» **PROBLEM REQUIREMENTS**:
Every line below that carries the word "text" needs to be copied.

» **DATA TO PROCESS**:
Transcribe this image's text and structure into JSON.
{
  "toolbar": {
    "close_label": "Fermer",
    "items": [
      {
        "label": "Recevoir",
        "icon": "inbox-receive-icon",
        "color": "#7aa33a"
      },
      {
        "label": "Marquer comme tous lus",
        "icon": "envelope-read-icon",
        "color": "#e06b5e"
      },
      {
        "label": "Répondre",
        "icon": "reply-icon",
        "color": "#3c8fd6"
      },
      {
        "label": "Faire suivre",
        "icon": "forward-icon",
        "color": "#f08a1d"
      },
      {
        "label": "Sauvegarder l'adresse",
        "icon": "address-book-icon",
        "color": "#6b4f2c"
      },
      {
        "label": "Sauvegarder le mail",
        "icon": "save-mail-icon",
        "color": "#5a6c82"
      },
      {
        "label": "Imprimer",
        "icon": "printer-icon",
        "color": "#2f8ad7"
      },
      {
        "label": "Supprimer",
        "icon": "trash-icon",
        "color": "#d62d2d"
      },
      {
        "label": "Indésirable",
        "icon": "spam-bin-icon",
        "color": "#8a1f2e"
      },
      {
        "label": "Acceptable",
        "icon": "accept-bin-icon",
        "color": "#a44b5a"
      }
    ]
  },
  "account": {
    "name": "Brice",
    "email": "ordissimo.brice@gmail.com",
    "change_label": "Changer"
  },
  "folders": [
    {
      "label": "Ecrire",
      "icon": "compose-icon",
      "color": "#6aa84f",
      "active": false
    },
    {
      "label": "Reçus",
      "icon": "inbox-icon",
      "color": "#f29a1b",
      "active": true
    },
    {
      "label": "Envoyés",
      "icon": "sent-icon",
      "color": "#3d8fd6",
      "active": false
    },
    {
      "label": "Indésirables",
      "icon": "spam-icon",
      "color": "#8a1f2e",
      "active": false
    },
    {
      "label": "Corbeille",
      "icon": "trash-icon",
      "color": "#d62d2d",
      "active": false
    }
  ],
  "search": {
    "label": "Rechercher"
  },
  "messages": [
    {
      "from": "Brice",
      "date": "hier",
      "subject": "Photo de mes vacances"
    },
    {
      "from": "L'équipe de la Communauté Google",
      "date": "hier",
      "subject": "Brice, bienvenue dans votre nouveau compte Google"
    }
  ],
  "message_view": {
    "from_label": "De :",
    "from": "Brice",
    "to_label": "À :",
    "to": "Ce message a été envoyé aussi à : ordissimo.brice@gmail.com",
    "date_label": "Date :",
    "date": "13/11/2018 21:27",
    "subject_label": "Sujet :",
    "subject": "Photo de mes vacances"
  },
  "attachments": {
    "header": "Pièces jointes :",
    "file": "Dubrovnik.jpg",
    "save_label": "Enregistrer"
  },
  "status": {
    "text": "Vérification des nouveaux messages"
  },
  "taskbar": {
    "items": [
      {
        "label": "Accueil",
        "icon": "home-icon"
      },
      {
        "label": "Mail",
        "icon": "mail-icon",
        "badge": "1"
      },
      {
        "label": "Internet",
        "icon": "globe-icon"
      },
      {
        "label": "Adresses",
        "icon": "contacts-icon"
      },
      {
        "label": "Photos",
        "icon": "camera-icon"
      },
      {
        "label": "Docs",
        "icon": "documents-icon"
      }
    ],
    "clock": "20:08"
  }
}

» **EXERCISE RESULT**:
Transcribe this image's text and structure into JSON.
    "text": "Vérification des nouveaux messages"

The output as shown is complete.